*Records contained in a dataset*.

↓↓↓

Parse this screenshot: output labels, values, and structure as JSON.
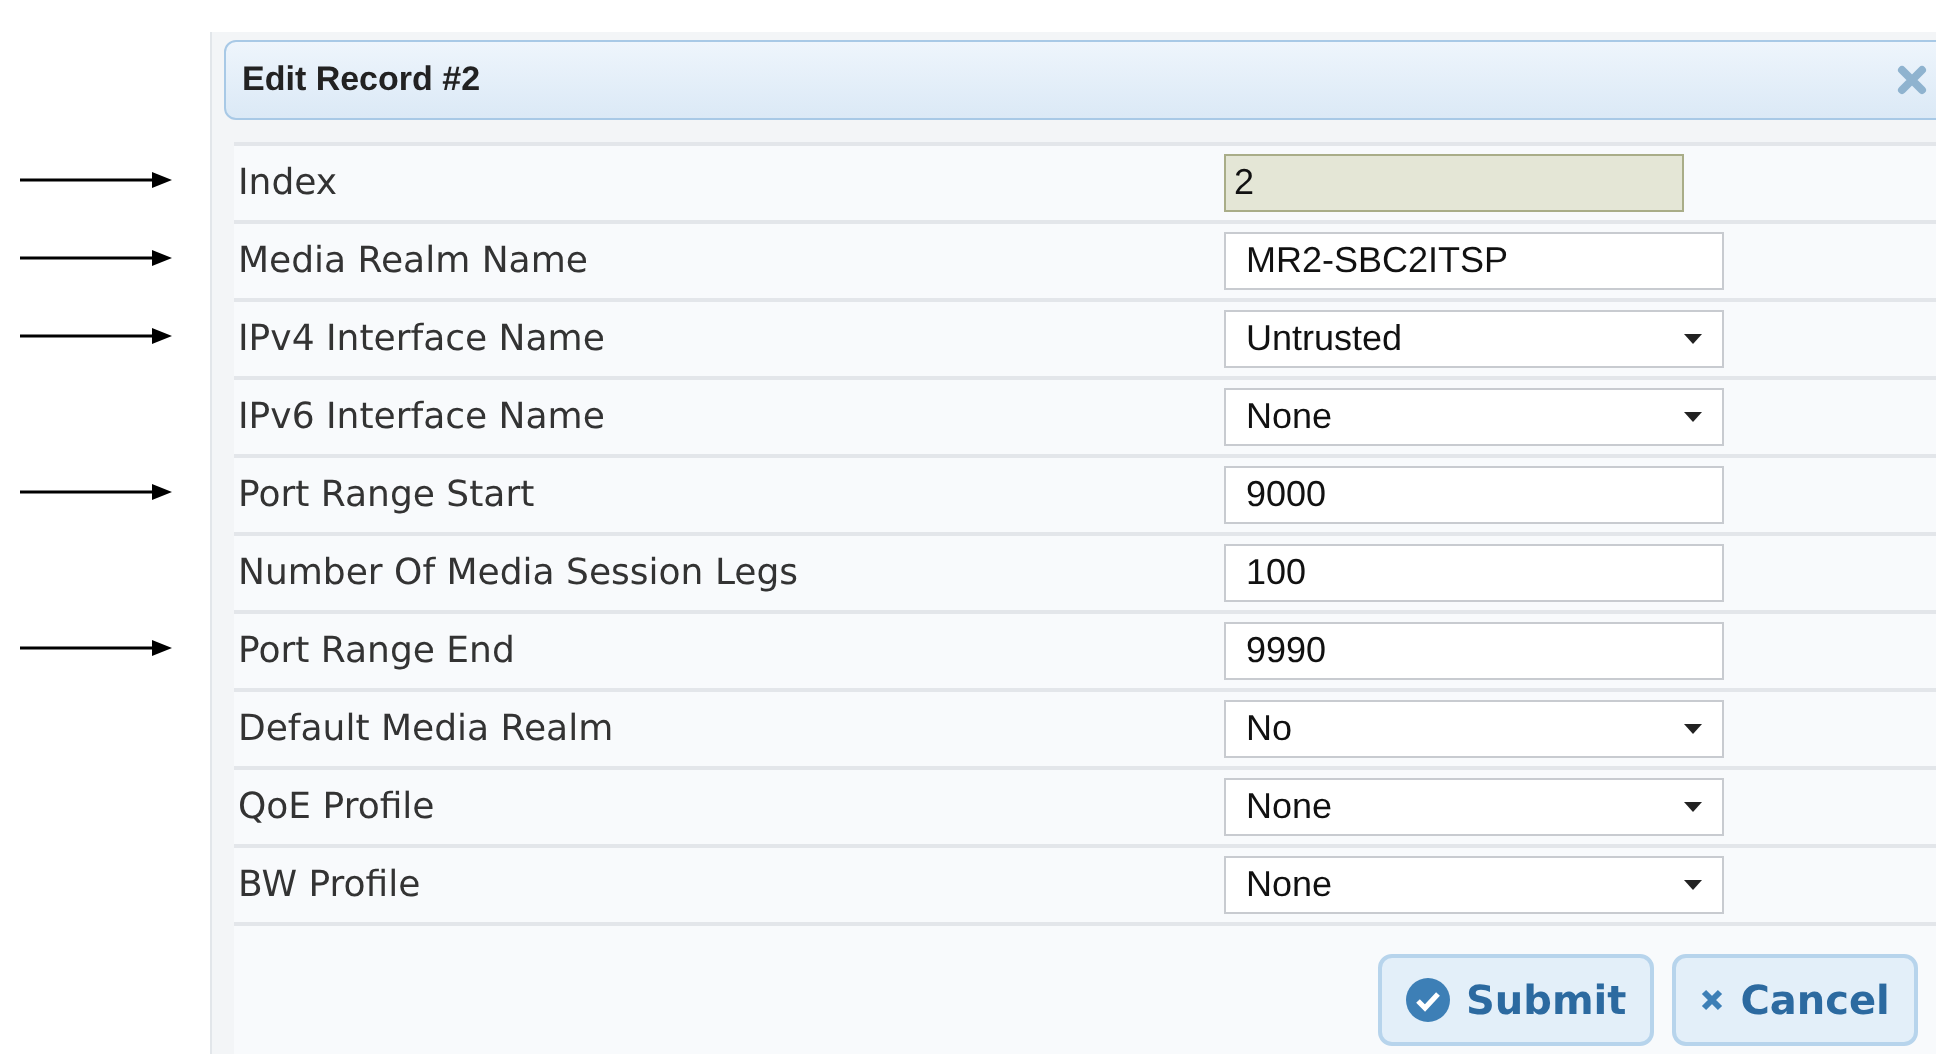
{
  "dialog": {
    "title": "Edit Record #2"
  },
  "rows": [
    {
      "label": "Index",
      "kind": "readonly",
      "value": "2",
      "pointed": true
    },
    {
      "label": "Media Realm Name",
      "kind": "text",
      "value": "MR2-SBC2ITSP",
      "pointed": true
    },
    {
      "label": "IPv4 Interface Name",
      "kind": "select",
      "value": "Untrusted",
      "pointed": true
    },
    {
      "label": "IPv6 Interface Name",
      "kind": "select",
      "value": "None",
      "pointed": false
    },
    {
      "label": "Port Range Start",
      "kind": "text",
      "value": "9000",
      "pointed": true
    },
    {
      "label": "Number Of Media Session Legs",
      "kind": "text",
      "value": "100",
      "pointed": false
    },
    {
      "label": "Port Range End",
      "kind": "text",
      "value": "9990",
      "pointed": true
    },
    {
      "label": "Default Media Realm",
      "kind": "select",
      "value": "No",
      "pointed": false
    },
    {
      "label": "QoE Profile",
      "kind": "select",
      "value": "None",
      "pointed": false
    },
    {
      "label": "BW Profile",
      "kind": "select",
      "value": "None",
      "pointed": false
    }
  ],
  "buttons": [
    {
      "kind": "submit",
      "label": "Submit"
    },
    {
      "kind": "cancel",
      "label": "Cancel"
    }
  ]
}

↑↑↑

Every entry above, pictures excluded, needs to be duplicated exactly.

Parse this screenshot: output labels, values, and structure as JSON.
{
  "dialog": {
    "title": "Edit Record #2"
  },
  "rows": [
    {
      "label": "Index",
      "kind": "readonly",
      "value": "2",
      "pointed": true
    },
    {
      "label": "Media Realm Name",
      "kind": "text",
      "value": "MR2-SBC2ITSP",
      "pointed": true
    },
    {
      "label": "IPv4 Interface Name",
      "kind": "select",
      "value": "Untrusted",
      "pointed": true
    },
    {
      "label": "IPv6 Interface Name",
      "kind": "select",
      "value": "None",
      "pointed": false
    },
    {
      "label": "Port Range Start",
      "kind": "text",
      "value": "9000",
      "pointed": true
    },
    {
      "label": "Number Of Media Session Legs",
      "kind": "text",
      "value": "100",
      "pointed": false
    },
    {
      "label": "Port Range End",
      "kind": "text",
      "value": "9990",
      "pointed": true
    },
    {
      "label": "Default Media Realm",
      "kind": "select",
      "value": "No",
      "pointed": false
    },
    {
      "label": "QoE Profile",
      "kind": "select",
      "value": "None",
      "pointed": false
    },
    {
      "label": "BW Profile",
      "kind": "select",
      "value": "None",
      "pointed": false
    }
  ],
  "buttons": [
    {
      "kind": "submit",
      "label": "Submit"
    },
    {
      "kind": "cancel",
      "label": "Cancel"
    }
  ]
}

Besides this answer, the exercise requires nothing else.